Exercise directions: Scan the material below for the string "Load", and copy every line where it shows up.

···

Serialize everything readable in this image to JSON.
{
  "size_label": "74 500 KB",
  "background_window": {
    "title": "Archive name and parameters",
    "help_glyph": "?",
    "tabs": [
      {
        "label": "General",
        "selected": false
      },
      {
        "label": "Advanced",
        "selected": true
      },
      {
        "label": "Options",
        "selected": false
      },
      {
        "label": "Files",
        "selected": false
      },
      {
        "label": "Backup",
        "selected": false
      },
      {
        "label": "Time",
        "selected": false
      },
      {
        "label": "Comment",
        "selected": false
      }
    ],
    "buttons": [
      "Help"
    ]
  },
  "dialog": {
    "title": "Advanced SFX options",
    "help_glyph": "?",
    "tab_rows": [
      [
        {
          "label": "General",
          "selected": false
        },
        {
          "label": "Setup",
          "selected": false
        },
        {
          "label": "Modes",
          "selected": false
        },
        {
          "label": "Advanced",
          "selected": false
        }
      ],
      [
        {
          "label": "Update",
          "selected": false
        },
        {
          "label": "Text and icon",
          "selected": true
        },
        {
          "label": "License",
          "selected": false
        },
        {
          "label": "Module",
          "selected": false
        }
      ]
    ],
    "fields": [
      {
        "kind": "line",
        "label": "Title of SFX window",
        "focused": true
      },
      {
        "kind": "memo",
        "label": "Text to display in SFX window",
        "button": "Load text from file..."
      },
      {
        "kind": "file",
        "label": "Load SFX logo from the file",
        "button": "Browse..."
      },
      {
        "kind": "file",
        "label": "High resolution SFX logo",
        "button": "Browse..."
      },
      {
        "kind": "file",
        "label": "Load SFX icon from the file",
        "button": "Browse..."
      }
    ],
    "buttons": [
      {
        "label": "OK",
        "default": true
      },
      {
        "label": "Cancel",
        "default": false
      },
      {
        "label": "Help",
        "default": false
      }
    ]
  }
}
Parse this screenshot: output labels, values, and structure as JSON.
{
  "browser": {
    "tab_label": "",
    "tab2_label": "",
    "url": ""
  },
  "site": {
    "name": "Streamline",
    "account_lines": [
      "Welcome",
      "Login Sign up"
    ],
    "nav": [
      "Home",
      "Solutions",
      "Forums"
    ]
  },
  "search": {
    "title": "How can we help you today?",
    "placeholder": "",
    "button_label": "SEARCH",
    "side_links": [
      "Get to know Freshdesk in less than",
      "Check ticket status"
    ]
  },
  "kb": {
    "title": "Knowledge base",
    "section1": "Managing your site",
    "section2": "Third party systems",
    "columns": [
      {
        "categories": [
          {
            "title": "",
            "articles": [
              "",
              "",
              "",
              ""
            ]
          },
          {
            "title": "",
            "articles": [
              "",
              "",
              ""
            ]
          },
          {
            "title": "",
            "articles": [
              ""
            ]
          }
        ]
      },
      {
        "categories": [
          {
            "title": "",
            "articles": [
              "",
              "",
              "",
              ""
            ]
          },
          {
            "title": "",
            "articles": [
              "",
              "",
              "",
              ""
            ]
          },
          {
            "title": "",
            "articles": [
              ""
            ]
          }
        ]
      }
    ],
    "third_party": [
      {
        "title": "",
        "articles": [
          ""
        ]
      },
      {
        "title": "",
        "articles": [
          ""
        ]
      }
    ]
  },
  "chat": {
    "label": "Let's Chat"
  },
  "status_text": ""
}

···

Result for this exercise:
        "button": "Load text from file..."
        "label": "Load SFX logo from the file",
        "label": "Load SFX icon from the file",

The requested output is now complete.